The Catostomidae are the suckers of the order Cypriniformes, with about 78 species in this family of freshwater fishes. The Catostomidae are primarily native to North America, but Catostomus catostomus is found in both North America and Russia, and Myxocyprinus asiaticus is from China. They are not usually fished recreationally; they are not highly prized in North America for their flesh, although they are a fairly popular target with spear fisherman, and in some areas, such as the Ozarks, they are a common food fish.[1]

Description and biology[edit]

The mouth of this fish is located on the underside of its head (subterminal), with thick, fleshy lips. Most species are less than 60 cm (2.0 ft) in length, but the largest species (Ictiobus and Myxocyprinus) can surpass 100 cm (3.3 ft). They are distinguished from related fish by having a long pharyngeal bone in the throat, containing a single row of teeth.[2]

Catostomids are most often found in rivers, but can be found in any freshwater environment. Their food ranges from detritus and bottom-dwelling organisms (such as crustaceans and worms), to surface insects and small fishes.

Fossil record[edit]

Catostomidae have been uncovered and dated to the Middle Eocene in Colorado and Utah. An enormous gap (36.2 million years) in the fossil record occurs from the Late Eocene to Early Pleistocene.[3]

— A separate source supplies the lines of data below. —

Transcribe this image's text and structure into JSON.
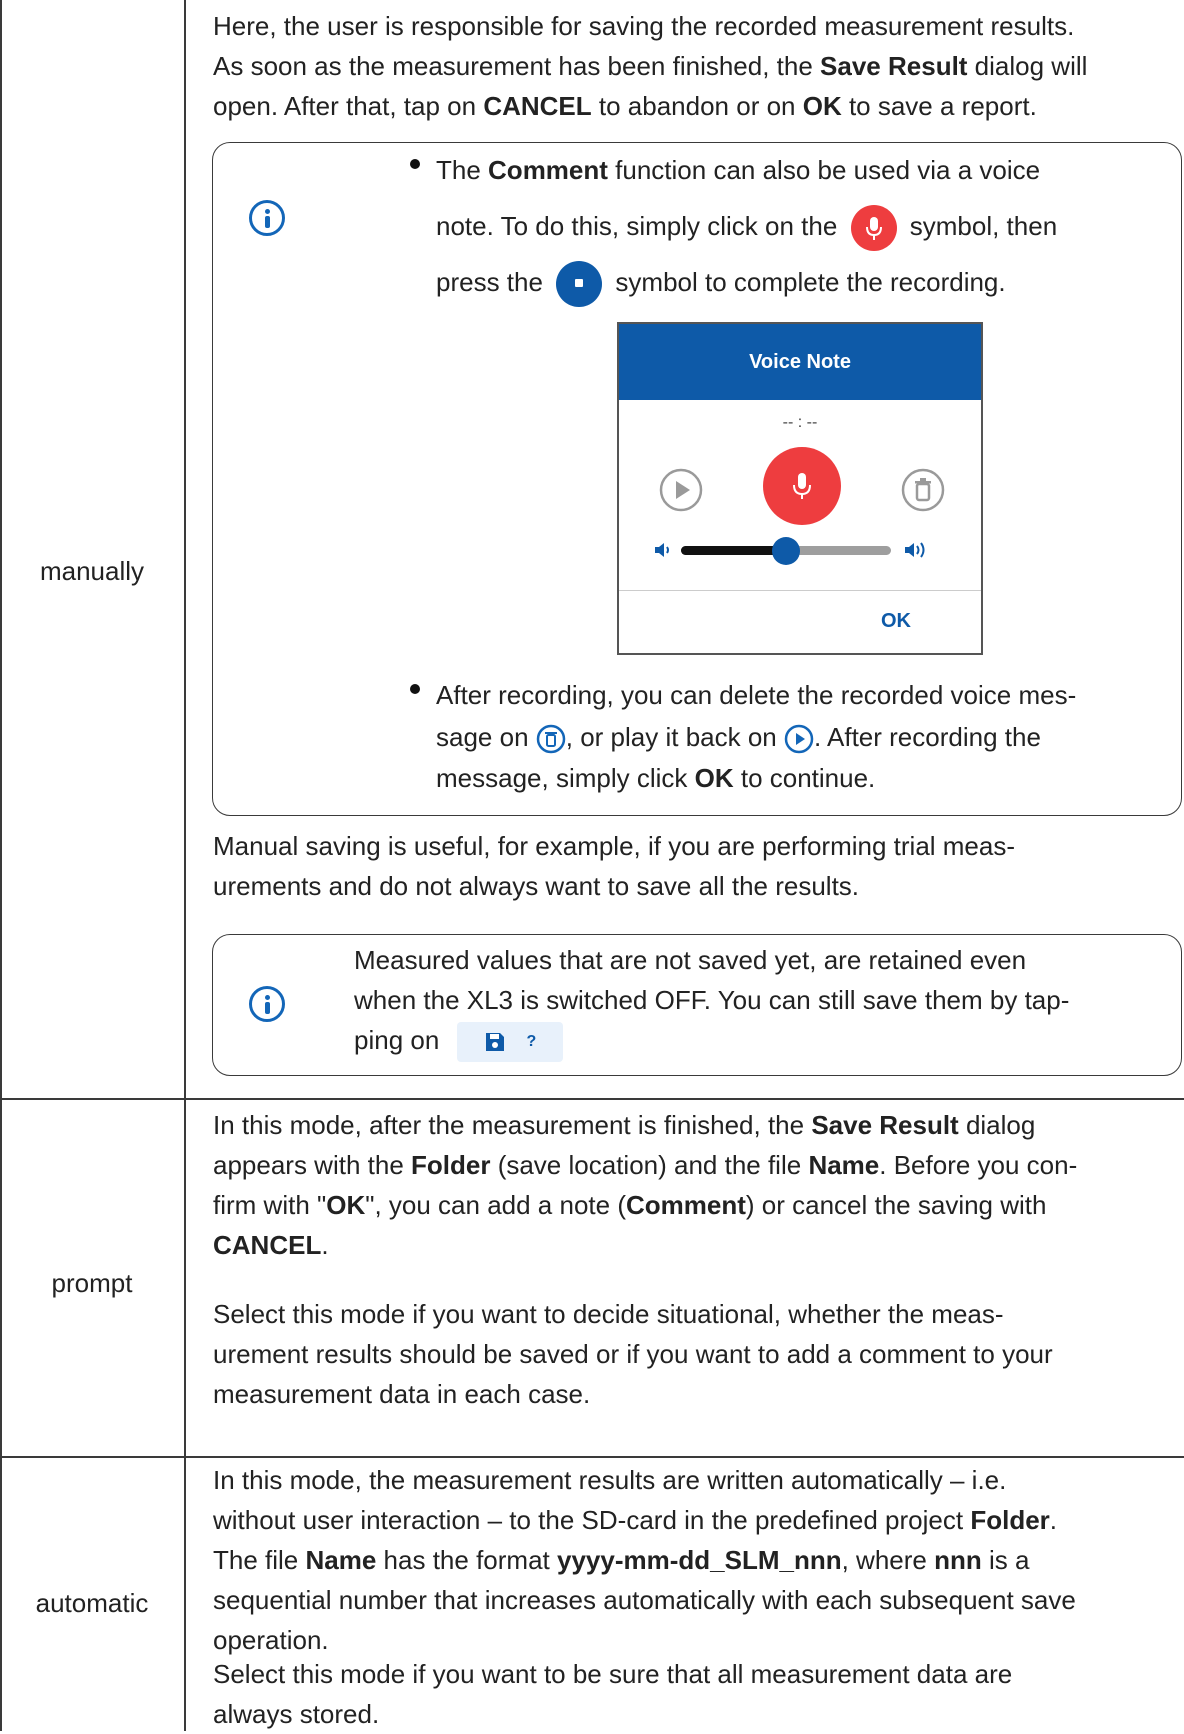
{
  "rows": {
    "manually": {
      "label": "manually",
      "intro": {
        "p1": "Here, the user is responsible for saving the recorded measurement results.",
        "p2a": "As soon as the measurement has been finished, the ",
        "p2b": "Save Result",
        "p2c": " dialog will",
        "p3a": "open. After that, tap on ",
        "p3b": "CANCEL",
        "p3c": " to abandon or on ",
        "p3d": "OK",
        "p3e": " to save a report."
      },
      "note1": {
        "b1_l1a": "The ",
        "b1_l1b": "Comment",
        "b1_l1c": " function can also be used via a voice",
        "b1_l2a": "note. To do this, simply click on the",
        "b1_l2b": "symbol, then",
        "b1_l3a": "press the",
        "b1_l3b": "symbol to complete the recording.",
        "b2_l1": "After recording, you can delete the recorded voice mes-",
        "b2_l2a": "sage on",
        "b2_l2b": ", or play it back on",
        "b2_l2c": ". After recording the",
        "b2_l3a": "message, simply click ",
        "b2_l3b": "OK",
        "b2_l3c": " to continue."
      },
      "voice_dialog": {
        "title": "Voice Note",
        "time": "-- : --",
        "ok": "OK",
        "volume_level": 0.5
      },
      "middle": {
        "l1": "Manual saving is useful, for example, if you are performing trial meas-",
        "l2": "urements and do not always want to save all the results."
      },
      "note2": {
        "l1": "Measured values that are not saved yet, are retained even",
        "l2": "when the XL3 is switched OFF. You can still save them by tap-",
        "l3": "ping on",
        "chip_q": "?"
      }
    },
    "prompt": {
      "label": "prompt",
      "p1_l1a": "In this mode, after the measurement is finished, the ",
      "p1_l1b": "Save Result",
      "p1_l1c": " dialog",
      "p1_l2a": "appears with the ",
      "p1_l2b": "Folder",
      "p1_l2c": " (save location) and the file ",
      "p1_l2d": "Name",
      "p1_l2e": ". Before you con-",
      "p1_l3a": "firm with \"",
      "p1_l3b": "OK",
      "p1_l3c": "\", you can add a note (",
      "p1_l3d": "Comment",
      "p1_l3e": ") or cancel the saving with",
      "p1_l4": "CANCEL",
      "p1_l4b": ".",
      "p2_l1": "Select this mode if you want to decide situational, whether the meas-",
      "p2_l2": "urement results should be saved or if you want to add a comment to your",
      "p2_l3": "measurement data in each case."
    },
    "automatic": {
      "label": "automatic",
      "l1": "In this mode, the measurement results are written automatically – i.e.",
      "l2a": "without user interaction – to the SD-card in the predefined project ",
      "l2b": "Folder",
      "l2c": ".",
      "l3a": "The file ",
      "l3b": "Name",
      "l3c": " has the format ",
      "l3d": "yyyy-mm-dd_SLM_nnn",
      "l3e": ", where ",
      "l3f": "nnn",
      "l3g": " is a",
      "l4": "sequential number that increases automatically with each subsequent save",
      "l5": "operation.",
      "p2_l1": "Select this mode if you want to be sure that all measurement data are",
      "p2_l2": "always stored."
    }
  },
  "icons": {
    "info": "info-icon",
    "mic": "microphone-icon",
    "stop": "stop-icon",
    "play": "play-icon",
    "delete": "trash-icon",
    "volume_low": "volume-low-icon",
    "volume_high": "volume-high-icon",
    "save": "floppy-disk-icon"
  },
  "colors": {
    "accent_blue": "#0e5aa8",
    "record_red": "#ee3d3f",
    "info_blue": "#1366b8"
  }
}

As food[edit]

Northern hogsucker, Hypentelium nigricans

They can be taken by many fishing methods, including angling and gigging. Often, species such as Catostomus commersonii and Hypentelium nigricans are preferred for eating. They can be canned, smoked, or fried, but small incisions often must be made in the flesh (termed "scoring") before frying to allow small internal bones to be palatable.[4]

Subfamilies, tribes, and genera[edit]

Smallfin redhorse, Moxostoma robustum
Smallmouth buffalo, Ictiobus bubalus
Amyzon aggregatum fossil specimen


  1. ^ "Nixa Sucker Day". Retrieved 23 June 2013.
  2. ^ Banister, Keith F. (1998). Paxton, J.R.; Eschmeyer, W.N., eds. Encyclopedia of Fishes. San Diego: Academic Press. p. 100. ISBN 0-12-547665-5.
  3. ^ Paleobiology database.
  4. ^
  • Froese, Rainer, and Daniel Pauly, eds. (2011). "Catostomidae" in FishBase. August 2011 version.
  • Bruner, John Clay, 1991. Comments on the genus Amyzon (Family Catostomidae) Journal of Paleontology 654:678-686